|COMPUTER SCIENCE/DISCRETE MATH I|
|Affiliation:||University of California, Berkeley|
|Date:||Monday, November 9|
|Time/Room:||11:15am - 12:15pm/S-101|

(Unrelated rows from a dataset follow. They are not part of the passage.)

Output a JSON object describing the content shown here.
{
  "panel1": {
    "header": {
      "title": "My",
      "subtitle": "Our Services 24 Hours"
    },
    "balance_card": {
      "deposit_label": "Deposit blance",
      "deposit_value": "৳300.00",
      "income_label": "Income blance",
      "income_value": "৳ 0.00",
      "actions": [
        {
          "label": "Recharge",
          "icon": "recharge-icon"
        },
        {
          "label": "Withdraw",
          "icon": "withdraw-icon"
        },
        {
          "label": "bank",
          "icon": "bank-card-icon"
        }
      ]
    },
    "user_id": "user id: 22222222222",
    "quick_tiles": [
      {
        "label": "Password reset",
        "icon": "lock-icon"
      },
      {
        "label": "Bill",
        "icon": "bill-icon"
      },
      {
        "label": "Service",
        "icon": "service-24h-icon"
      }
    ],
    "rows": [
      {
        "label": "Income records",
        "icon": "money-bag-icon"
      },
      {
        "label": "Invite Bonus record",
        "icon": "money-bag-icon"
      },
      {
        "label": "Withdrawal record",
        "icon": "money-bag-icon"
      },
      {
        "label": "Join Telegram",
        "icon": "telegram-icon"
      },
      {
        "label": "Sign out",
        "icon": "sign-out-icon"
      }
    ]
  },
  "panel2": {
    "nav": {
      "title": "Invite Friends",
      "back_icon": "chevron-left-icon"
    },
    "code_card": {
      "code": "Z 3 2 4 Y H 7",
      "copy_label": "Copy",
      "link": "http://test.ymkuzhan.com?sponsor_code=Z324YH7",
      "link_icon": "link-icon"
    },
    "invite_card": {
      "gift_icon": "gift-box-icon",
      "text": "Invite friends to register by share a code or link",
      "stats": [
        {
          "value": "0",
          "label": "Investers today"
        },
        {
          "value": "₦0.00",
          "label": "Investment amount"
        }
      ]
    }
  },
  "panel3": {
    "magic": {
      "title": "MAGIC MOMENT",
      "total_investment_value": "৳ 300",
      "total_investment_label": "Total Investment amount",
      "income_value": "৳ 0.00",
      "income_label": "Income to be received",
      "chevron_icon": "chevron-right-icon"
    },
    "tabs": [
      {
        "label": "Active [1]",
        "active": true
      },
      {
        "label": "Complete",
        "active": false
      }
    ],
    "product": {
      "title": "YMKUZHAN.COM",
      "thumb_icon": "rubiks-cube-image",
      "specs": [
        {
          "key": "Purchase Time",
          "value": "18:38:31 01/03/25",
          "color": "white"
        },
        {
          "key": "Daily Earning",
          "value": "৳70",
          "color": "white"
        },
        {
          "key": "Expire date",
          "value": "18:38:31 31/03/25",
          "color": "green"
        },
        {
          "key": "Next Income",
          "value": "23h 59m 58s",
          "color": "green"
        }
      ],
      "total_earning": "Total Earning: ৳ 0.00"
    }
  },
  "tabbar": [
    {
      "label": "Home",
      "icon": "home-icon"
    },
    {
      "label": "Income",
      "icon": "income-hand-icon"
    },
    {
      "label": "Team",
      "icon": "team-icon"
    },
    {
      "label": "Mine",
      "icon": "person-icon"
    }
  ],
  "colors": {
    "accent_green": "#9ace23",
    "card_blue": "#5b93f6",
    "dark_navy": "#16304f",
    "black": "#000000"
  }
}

Sex has been called "the queen of problems in evolutionary biology" since it is pervasive in nature yet its functional significance has not been known. It has often been assumed that the shuffling of genes due to sex is an adaptation that facilitates the increase in fitness under Darwinian natural selection. I will propose an alternative view: Sex and natural selection interact to generate modular genetic elements, also referred to as "the building blocks of life." While the theory of natural selection was proposed 150 years ago and the foundations of sex theory were established nearly 80 years ago, the understanding that genetic modularity is an essential ingredient of evolution is largely due to the genomic era. This work was done in collaboration with Christos Papadimitriou, Nick Pippenger, and Marc Feldman, and was inspired by conversations on genetic algorithms.